• WHAT THE EXERCISE ASKS:
Wherever the string "JSON" shows up in the data below, copy the whole line.

[Interface dataset entries]
'''

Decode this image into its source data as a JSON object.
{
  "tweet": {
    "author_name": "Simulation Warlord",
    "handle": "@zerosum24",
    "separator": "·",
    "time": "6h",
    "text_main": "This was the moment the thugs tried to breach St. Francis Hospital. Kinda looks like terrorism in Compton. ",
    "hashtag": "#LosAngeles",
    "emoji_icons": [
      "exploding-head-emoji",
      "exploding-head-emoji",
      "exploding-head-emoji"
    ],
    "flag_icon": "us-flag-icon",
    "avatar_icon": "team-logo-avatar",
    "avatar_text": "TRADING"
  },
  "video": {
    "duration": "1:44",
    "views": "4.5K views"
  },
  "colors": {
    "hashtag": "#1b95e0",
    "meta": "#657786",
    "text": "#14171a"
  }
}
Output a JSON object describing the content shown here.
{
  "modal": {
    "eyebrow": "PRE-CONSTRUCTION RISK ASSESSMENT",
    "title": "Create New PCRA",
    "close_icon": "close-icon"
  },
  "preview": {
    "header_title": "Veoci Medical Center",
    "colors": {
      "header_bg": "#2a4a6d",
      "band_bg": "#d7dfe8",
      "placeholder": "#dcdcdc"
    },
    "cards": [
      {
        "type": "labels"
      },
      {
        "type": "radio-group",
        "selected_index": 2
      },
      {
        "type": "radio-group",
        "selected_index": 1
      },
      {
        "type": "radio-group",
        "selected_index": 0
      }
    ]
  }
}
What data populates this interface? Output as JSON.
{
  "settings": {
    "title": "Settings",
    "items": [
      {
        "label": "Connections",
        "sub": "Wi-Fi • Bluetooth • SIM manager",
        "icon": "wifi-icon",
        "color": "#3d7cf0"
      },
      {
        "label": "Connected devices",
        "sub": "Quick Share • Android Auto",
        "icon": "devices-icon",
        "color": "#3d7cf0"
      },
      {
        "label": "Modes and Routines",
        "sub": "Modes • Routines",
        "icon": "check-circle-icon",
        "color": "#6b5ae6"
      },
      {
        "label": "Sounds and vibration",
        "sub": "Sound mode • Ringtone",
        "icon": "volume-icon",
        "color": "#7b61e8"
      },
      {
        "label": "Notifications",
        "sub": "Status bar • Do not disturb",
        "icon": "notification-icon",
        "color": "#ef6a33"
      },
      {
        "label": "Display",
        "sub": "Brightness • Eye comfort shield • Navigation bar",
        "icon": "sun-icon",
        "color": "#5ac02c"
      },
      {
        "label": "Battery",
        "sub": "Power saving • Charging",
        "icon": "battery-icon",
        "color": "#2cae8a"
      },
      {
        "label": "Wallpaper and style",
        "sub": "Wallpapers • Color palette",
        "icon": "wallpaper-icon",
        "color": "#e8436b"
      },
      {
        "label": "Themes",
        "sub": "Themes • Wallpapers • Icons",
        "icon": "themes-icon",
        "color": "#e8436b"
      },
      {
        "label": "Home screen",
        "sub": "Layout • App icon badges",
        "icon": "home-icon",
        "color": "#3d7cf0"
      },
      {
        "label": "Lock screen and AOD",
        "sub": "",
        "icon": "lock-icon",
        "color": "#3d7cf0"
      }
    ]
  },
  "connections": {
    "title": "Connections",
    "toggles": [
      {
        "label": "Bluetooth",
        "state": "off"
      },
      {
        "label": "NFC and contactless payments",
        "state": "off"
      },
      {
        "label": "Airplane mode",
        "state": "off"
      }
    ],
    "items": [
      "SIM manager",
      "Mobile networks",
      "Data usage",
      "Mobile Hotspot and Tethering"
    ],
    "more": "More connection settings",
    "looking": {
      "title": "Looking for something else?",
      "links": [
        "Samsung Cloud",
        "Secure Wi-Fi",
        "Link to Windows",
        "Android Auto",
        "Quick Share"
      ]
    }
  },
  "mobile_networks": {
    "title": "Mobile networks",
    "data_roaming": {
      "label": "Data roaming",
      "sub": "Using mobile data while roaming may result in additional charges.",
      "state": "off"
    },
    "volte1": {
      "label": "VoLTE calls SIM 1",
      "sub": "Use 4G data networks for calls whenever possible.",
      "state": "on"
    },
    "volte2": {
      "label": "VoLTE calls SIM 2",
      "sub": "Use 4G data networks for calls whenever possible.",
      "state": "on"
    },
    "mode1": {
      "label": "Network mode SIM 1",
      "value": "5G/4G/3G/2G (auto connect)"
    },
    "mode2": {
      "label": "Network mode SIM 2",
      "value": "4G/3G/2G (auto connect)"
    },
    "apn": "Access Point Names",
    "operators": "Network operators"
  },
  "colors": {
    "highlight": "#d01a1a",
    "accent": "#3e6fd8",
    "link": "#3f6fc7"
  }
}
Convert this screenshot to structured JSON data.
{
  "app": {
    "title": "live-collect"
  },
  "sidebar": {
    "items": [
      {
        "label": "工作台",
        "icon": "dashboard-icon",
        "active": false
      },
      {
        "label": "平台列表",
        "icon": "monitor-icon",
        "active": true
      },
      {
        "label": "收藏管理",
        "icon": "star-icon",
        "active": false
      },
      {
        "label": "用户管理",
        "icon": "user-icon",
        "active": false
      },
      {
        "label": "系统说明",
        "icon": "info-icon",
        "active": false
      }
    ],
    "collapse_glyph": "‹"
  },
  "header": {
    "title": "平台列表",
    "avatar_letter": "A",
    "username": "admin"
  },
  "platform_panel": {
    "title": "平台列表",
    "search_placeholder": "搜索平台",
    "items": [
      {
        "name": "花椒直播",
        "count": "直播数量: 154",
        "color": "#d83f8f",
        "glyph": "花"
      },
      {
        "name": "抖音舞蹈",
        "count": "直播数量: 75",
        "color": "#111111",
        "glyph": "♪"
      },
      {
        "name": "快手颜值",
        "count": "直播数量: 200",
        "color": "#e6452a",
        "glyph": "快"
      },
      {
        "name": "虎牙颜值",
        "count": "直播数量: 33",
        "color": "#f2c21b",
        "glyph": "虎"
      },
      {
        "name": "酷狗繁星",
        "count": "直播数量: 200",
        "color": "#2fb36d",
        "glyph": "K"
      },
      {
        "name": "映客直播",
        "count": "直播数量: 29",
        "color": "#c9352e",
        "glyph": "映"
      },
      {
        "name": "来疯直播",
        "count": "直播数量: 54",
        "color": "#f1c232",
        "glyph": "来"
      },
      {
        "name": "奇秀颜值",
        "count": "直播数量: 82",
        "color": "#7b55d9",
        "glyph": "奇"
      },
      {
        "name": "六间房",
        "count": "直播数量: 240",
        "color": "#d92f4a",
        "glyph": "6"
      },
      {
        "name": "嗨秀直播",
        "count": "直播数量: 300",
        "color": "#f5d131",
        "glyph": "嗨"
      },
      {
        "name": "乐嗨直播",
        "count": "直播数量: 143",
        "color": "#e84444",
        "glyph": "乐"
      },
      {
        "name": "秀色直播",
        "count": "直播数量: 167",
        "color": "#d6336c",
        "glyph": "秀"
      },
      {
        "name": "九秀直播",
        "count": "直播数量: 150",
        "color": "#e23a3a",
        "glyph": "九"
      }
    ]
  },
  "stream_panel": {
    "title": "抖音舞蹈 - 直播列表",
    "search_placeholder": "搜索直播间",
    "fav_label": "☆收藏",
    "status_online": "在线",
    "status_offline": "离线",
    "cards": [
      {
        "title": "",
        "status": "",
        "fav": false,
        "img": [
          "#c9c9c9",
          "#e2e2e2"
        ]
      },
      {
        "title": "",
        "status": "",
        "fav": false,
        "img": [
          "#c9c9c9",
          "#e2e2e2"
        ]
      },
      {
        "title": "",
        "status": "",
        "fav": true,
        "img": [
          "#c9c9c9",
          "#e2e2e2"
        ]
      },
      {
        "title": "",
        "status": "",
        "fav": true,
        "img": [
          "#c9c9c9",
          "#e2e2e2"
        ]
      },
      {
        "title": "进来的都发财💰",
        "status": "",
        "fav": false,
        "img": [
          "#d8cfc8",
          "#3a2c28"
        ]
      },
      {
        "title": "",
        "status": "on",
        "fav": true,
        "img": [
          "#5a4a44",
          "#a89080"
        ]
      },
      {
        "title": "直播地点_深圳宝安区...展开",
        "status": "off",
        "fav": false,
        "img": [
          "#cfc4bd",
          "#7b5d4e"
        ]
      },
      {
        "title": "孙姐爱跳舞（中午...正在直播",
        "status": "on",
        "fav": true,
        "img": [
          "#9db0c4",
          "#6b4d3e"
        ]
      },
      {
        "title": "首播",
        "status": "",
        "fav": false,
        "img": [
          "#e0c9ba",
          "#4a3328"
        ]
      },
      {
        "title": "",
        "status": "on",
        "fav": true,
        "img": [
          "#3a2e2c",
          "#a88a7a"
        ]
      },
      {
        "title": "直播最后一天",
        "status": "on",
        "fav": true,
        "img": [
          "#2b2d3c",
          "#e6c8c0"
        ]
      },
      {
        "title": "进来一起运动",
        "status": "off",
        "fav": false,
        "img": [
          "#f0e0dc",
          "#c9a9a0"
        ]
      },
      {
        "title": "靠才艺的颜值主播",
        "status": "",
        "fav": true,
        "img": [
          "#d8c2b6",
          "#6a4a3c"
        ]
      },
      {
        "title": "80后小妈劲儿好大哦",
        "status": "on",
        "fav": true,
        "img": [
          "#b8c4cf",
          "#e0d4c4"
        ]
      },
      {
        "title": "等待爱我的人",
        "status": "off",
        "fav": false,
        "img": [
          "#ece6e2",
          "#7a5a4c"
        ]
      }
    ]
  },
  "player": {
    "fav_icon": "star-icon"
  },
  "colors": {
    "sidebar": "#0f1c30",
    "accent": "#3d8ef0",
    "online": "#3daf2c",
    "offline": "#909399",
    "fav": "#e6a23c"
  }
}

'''

• RESPONSE TO THIS EXERCISE:
Decode this image into its source data as a JSON object.
Output a JSON object describing the content shown here.
What data populates this interface? Output as JSON.
Convert this screenshot to structured JSON data.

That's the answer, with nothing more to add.